(Saved entries)
★ ★ ★ ★

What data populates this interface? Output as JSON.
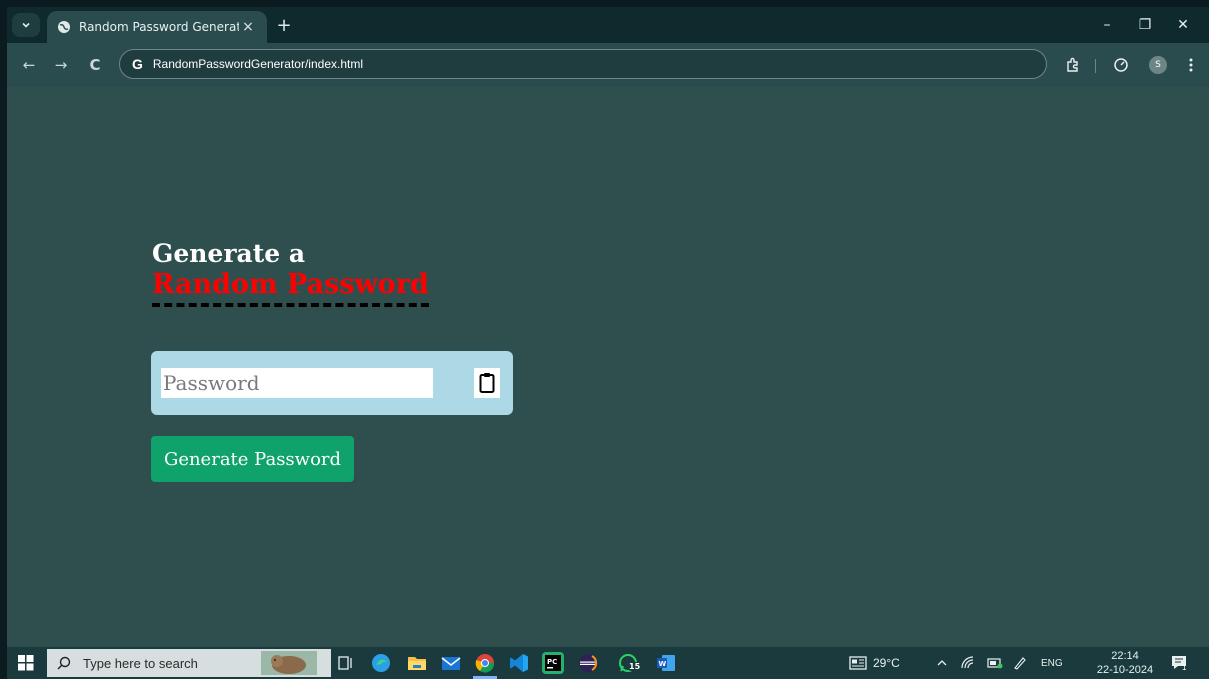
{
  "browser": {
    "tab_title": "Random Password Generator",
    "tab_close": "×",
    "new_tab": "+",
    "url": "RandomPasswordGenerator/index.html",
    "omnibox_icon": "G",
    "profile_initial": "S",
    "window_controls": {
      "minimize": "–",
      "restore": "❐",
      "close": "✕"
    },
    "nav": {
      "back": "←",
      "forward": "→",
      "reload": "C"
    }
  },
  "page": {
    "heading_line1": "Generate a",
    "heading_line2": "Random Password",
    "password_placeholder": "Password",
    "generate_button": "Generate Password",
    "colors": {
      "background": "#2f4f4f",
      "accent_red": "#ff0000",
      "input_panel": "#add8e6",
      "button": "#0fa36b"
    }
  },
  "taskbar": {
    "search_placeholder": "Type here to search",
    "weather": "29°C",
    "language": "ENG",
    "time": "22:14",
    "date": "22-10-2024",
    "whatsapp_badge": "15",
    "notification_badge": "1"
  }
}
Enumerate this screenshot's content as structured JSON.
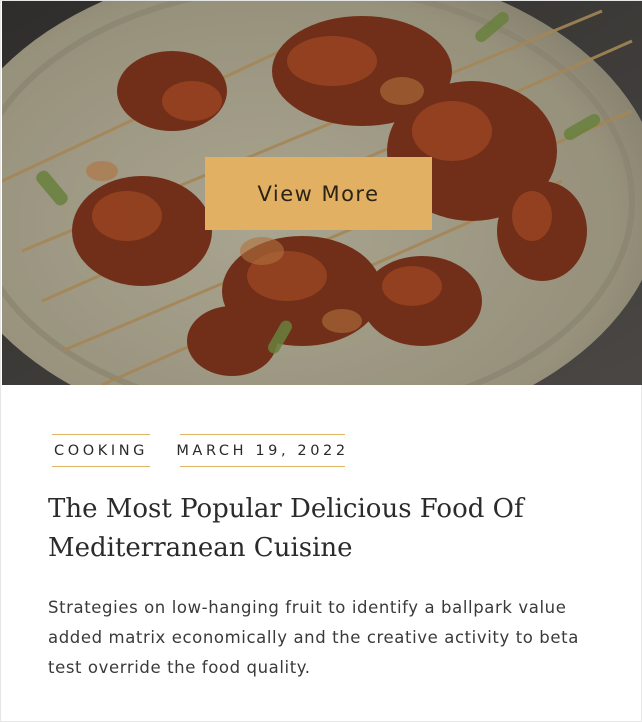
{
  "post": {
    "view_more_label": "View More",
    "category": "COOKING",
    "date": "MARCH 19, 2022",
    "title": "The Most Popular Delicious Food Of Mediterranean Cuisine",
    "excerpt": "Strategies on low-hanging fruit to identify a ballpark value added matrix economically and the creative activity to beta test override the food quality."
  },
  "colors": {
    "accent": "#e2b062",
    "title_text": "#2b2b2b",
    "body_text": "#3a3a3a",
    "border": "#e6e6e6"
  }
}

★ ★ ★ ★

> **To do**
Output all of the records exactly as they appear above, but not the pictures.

> **Answer area**
What data populates this interface? Output as JSON.
{
  "browser": {
    "tab_title": "Random Password Generator",
    "tab_close": "×",
    "new_tab": "+",
    "url": "RandomPasswordGenerator/index.html",
    "omnibox_icon": "G",
    "profile_initial": "S",
    "window_controls": {
      "minimize": "–",
      "restore": "❐",
      "close": "✕"
    },
    "nav": {
      "back": "←",
      "forward": "→",
      "reload": "C"
    }
  },
  "page": {
    "heading_line1": "Generate a",
    "heading_line2": "Random Password",
    "password_placeholder": "Password",
    "generate_button": "Generate Password",
    "colors": {
      "background": "#2f4f4f",
      "accent_red": "#ff0000",
      "input_panel": "#add8e6",
      "button": "#0fa36b"
    }
  },
  "taskbar": {
    "search_placeholder": "Type here to search",
    "weather": "29°C",
    "language": "ENG",
    "time": "22:14",
    "date": "22-10-2024",
    "whatsapp_badge": "15",
    "notification_badge": "1"
  }
}
Enumerate this screenshot's content as structured JSON.
{
  "post": {
    "view_more_label": "View More",
    "category": "COOKING",
    "date": "MARCH 19, 2022",
    "title": "The Most Popular Delicious Food Of Mediterranean Cuisine",
    "excerpt": "Strategies on low-hanging fruit to identify a ballpark value added matrix economically and the creative activity to beta test override the food quality."
  },
  "colors": {
    "accent": "#e2b062",
    "title_text": "#2b2b2b",
    "body_text": "#3a3a3a",
    "border": "#e6e6e6"
  }
}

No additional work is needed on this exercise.